■ INSTRUCTIONS TO FOLLOW ■
Select and reproduce each line of the listing below that bears the string "verified".

■ DATA EXTRACTS ■
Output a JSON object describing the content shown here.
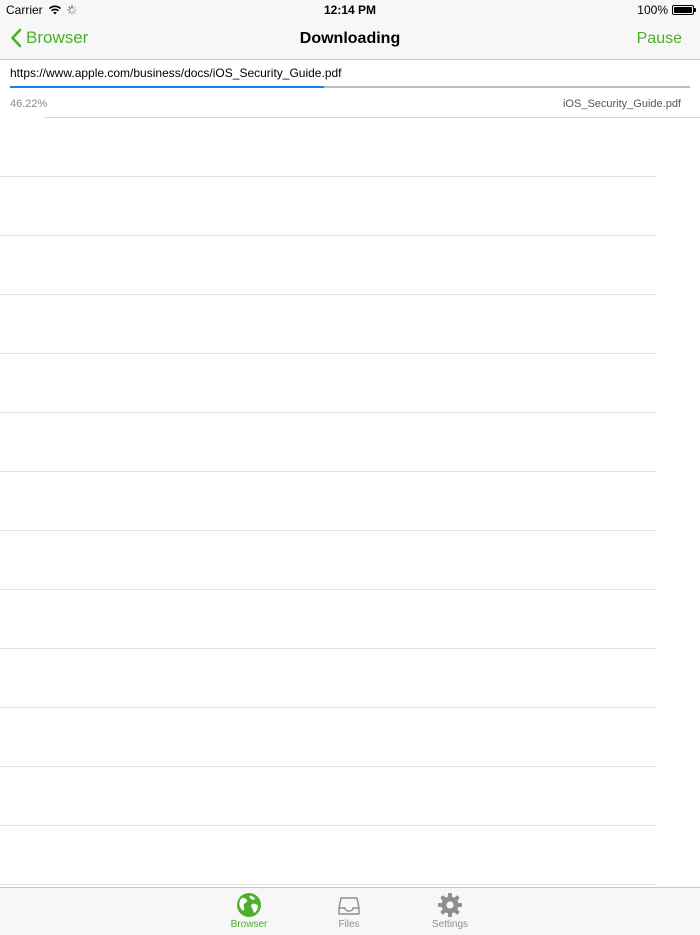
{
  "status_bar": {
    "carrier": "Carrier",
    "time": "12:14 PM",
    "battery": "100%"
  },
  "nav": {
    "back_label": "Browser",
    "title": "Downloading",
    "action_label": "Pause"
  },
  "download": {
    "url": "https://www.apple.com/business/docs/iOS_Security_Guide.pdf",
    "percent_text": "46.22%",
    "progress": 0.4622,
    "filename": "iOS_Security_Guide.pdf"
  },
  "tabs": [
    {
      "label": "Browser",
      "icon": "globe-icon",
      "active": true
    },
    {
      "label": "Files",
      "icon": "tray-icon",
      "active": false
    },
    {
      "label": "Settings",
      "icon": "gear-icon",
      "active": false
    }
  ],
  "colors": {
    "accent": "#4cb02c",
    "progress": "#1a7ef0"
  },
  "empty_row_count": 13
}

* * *

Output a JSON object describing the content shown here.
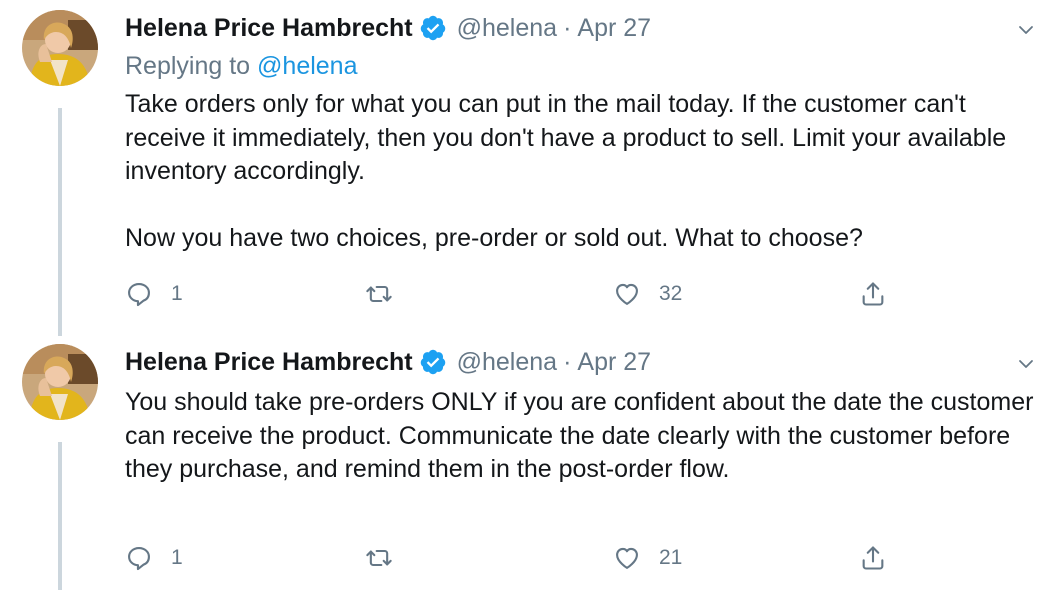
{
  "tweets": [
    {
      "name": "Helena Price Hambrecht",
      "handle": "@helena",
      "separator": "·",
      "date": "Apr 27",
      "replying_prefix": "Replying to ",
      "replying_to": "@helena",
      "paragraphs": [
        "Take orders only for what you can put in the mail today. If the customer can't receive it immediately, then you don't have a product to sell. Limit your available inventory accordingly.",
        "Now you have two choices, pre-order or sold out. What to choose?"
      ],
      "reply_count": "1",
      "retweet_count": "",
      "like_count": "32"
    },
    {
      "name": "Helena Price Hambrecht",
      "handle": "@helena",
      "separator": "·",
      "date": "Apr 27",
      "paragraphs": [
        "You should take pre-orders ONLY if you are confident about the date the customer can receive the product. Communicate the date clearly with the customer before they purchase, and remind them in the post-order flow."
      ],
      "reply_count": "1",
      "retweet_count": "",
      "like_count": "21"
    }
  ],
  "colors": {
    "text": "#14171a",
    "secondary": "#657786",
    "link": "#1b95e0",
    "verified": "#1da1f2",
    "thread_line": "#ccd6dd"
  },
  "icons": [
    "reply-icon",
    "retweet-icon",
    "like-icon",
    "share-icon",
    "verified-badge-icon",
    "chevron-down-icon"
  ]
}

■ PROBLEM SOLUTION ■
    "verified": "#1da1f2",
    "verified-badge-icon",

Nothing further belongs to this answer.